They have set up the pecking order already, though they haven’t inflicted too much damage on each other yet. To break up the tension in the tank, I also introduced a Chromidotilapia sp. individual from West Africa. The little Cubans quickly went over to check out the new fish, but the dominant male was smart not to attack, since it was 2.5 times
his size. By the looks of things (if I go by size) I may have two pairs!

They feed very well. The dominant male will pig out so much his belly distends, almost to the point that I have to be careful to limit his intake…he sometimes looks as if he’s about to explode. My bet is that he will grow very quickly. These guys take everything from flakes to sinking pellets, as they get larger I will also feed them nightcrawlers and red worms. I wish that Dovii hadn’t killed his mate…he is a beautiful boy, but I couldn’t stand to look at hm after that carnage. It happens when you keep these crazy fish. So I’m hoping to have my first batch of Cuban Cichlid eggs in about 6 months from now…until then wish me luck!

Look forward to updating you on the situation!

Jose

Fishing and Fish Conservation – Not Mutually Exclusive!

Hello, Frank Indiviglio here.  Many aquarists, myself included, enjoy fishing from time to time.  I come home from each fishing trip with new insights and observations…and some of my most interesting aquarium pets have been native species taken by net or hook while angling.  But in these times of plummeting fresh water and marine fish populations, one cannot help but question the ethics of recreational fishing.  Well, fear not – there are many ways that responsible anglers can continue fishing and support conservation in the process. Read More »

Keeping Our Fingers Crossed For the Gulf

Oli Spill Clean-upGiven the sad comedy of errors that have occurred on the BP Deep Water Horizon drilling operation in the Gulf of Mexico, a lot of people will have their collective fingers crossed this week, as the project for the permanent cap to the damaged well gets under way.  I don’t think that there is need to rehash all of the events leading up to this point, everyone directly affected by this disaster is fully aware of what has happened.  The New York times a great website detailing the repair efforts if you are interested.
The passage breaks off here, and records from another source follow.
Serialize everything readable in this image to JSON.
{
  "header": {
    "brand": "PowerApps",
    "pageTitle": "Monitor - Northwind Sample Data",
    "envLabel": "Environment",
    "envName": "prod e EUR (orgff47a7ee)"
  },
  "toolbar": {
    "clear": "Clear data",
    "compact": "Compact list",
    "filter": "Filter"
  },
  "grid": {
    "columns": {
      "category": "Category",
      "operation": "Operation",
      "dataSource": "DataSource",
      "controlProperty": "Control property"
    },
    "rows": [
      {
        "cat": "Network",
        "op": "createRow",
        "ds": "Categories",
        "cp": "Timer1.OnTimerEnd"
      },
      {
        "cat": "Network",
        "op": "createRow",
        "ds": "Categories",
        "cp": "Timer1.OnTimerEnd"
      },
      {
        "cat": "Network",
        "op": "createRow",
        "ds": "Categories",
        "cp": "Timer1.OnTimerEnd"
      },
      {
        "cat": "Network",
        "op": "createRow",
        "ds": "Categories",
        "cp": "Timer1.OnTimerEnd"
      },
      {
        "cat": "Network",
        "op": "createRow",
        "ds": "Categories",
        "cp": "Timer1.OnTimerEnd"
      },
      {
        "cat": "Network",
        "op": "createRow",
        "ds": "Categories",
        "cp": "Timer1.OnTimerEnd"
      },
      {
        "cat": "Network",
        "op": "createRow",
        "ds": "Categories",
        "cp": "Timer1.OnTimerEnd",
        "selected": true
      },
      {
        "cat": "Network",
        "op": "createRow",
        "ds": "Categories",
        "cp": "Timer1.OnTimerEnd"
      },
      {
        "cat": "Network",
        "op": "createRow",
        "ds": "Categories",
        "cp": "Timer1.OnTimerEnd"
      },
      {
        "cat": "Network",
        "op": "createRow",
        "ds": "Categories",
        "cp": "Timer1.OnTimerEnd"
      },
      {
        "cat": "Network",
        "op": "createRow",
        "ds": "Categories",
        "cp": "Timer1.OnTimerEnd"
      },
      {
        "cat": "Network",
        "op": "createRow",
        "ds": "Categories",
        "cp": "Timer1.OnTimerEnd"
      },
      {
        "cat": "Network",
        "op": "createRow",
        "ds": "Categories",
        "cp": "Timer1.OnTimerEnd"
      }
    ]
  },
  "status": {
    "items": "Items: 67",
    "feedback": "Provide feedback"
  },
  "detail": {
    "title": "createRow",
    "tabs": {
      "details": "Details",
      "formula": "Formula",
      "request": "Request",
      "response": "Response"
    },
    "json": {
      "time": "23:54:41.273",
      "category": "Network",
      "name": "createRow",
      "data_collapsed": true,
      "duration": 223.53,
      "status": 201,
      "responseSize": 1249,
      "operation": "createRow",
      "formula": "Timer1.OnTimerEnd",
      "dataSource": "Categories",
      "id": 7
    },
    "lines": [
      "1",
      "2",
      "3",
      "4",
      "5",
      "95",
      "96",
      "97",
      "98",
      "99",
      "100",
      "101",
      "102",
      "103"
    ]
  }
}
Read More »

The Ruby Green Haplochromis – a Victorian Gem

Hey folks, I wanted to do a real quick entry about a beautiful Lake Victorian cichlid called the Ruby Green (Haplochromis sp. “Ruby Green”). I kept my first pair of Ruby Greens when they first appeared in the hobby, I’m always on the lookout for species that aren’t “mainstream” or kept by a lot of hobbyists. These beauties fit the bill, and with their natural habitat dwindling, it’s a matter of conservation. Serious hobbists play a role in prolonging these and many other species by captive breeding and keeping lines pure. Read More »